Required work: Select from the records below every line that has the word "Library" in it.

Data to examine:
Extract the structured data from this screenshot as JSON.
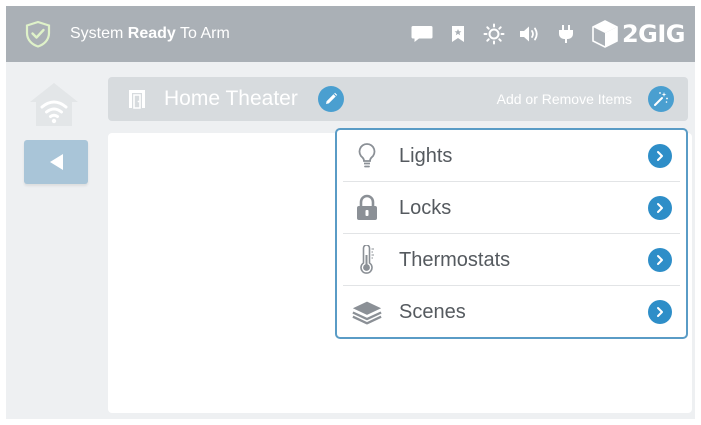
{
  "status_bar": {
    "status_prefix": "System ",
    "status_bold": "Ready",
    "status_suffix": " To Arm",
    "shield_color": "#e6f4d6",
    "icons": [
      "message-icon",
      "bookmark-icon",
      "brightness-icon",
      "volume-icon",
      "plug-icon"
    ],
    "brand": "2GIG"
  },
  "room": {
    "name": "Home Theater",
    "add_remove_label": "Add or Remove Items"
  },
  "menu": {
    "items": [
      {
        "label": "Lights",
        "icon": "lightbulb-icon"
      },
      {
        "label": "Locks",
        "icon": "lock-icon"
      },
      {
        "label": "Thermostats",
        "icon": "thermometer-icon"
      },
      {
        "label": "Scenes",
        "icon": "layers-icon"
      }
    ]
  },
  "colors": {
    "accent": "#2e8ec8",
    "menu_border": "#5a9cc6",
    "topbar": "#aab0b6",
    "back_button": "#a9c5d8"
  }
}
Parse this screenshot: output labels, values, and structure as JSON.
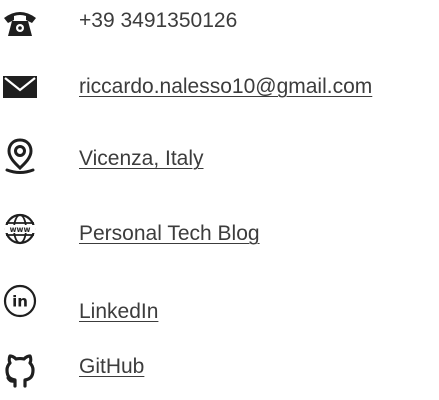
{
  "contacts": [
    {
      "icon": "phone-icon",
      "text": "+39  3491350126",
      "link": false
    },
    {
      "icon": "envelope-icon",
      "text": "riccardo.nalesso10@gmail.com",
      "link": true
    },
    {
      "icon": "location-pin-icon",
      "text": "Vicenza, Italy",
      "link": true
    },
    {
      "icon": "globe-www-icon",
      "text": "Personal Tech Blog",
      "link": true
    },
    {
      "icon": "linkedin-icon",
      "text": "LinkedIn",
      "link": true
    },
    {
      "icon": "github-icon",
      "text": "GitHub",
      "link": true
    }
  ],
  "colors": {
    "icon": "#1f1f1f",
    "text": "#3c3c3c",
    "background": "#ffffff"
  }
}
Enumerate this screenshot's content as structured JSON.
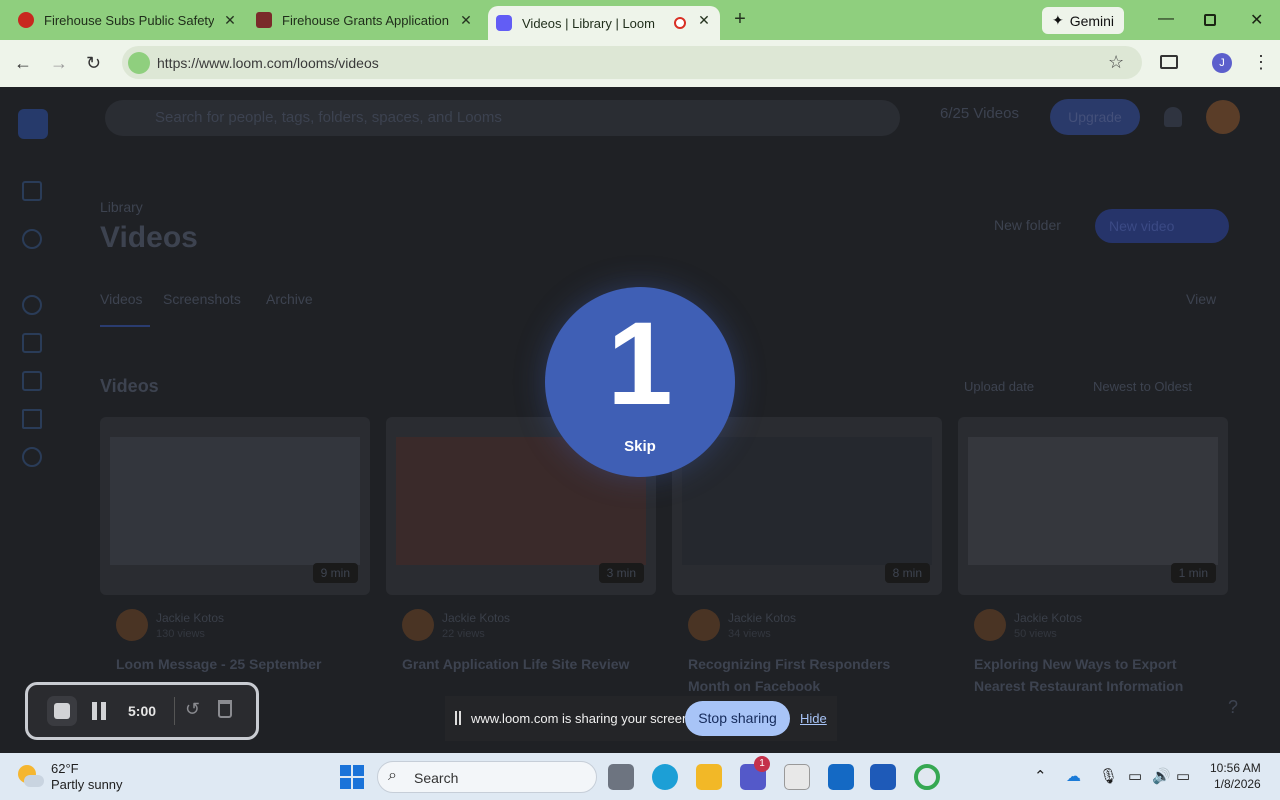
{
  "browser": {
    "tabs": [
      {
        "title": "Firehouse Subs Public Safety Fo",
        "favicon": "firehouse-favicon"
      },
      {
        "title": "Firehouse Grants Application",
        "favicon": "firehouse-grants-favicon"
      },
      {
        "title": "Videos | Library | Loom",
        "favicon": "loom-favicon",
        "active": true
      }
    ],
    "new_tab_label": "+",
    "gemini_label": "Gemini",
    "url": "https://www.loom.com/looms/videos",
    "profile_initial": "J"
  },
  "loom": {
    "search_placeholder": "Search for people, tags, folders, spaces, and Looms",
    "video_count": "6/25 Videos",
    "upgrade_label": "Upgrade",
    "breadcrumb": "Library",
    "page_title": "Videos",
    "new_folder_label": "New folder",
    "new_video_label": "New video",
    "tabs": [
      "Videos",
      "Screenshots",
      "Archive"
    ],
    "view_label": "View",
    "section_title": "Videos",
    "sort_by": "Upload date",
    "sort_order": "Newest to Oldest",
    "cards": [
      {
        "duration": "9 min",
        "author": "Jackie Kotos",
        "meta": "130 views",
        "title": "Loom Message - 25 September"
      },
      {
        "duration": "3 min",
        "author": "Jackie Kotos",
        "meta": "22 views",
        "title": "Grant Application Life Site Review"
      },
      {
        "duration": "8 min",
        "author": "Jackie Kotos",
        "meta": "34 views",
        "title": "Recognizing First Responders Month on Facebook"
      },
      {
        "duration": "1 min",
        "author": "Jackie Kotos",
        "meta": "50 views",
        "title": "Exploring New Ways to Export Nearest Restaurant Information"
      }
    ]
  },
  "recording": {
    "countdown": "1",
    "skip_label": "Skip",
    "timer": "5:00"
  },
  "share_bar": {
    "message": "www.loom.com is sharing your screen.",
    "stop_label": "Stop sharing",
    "hide_label": "Hide"
  },
  "taskbar": {
    "temperature": "62°F",
    "condition": "Partly sunny",
    "search_label": "Search",
    "teams_badge": "1",
    "time": "10:56 AM",
    "date": "1/8/2026"
  },
  "colors": {
    "chrome_frame": "#8fcf7e",
    "loom_blue": "#3f5fb5",
    "stop_button": "#a8c4f7"
  }
}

Solved problem:
        "title": "Videos | Library | Loom",
    "breadcrumb": "Library",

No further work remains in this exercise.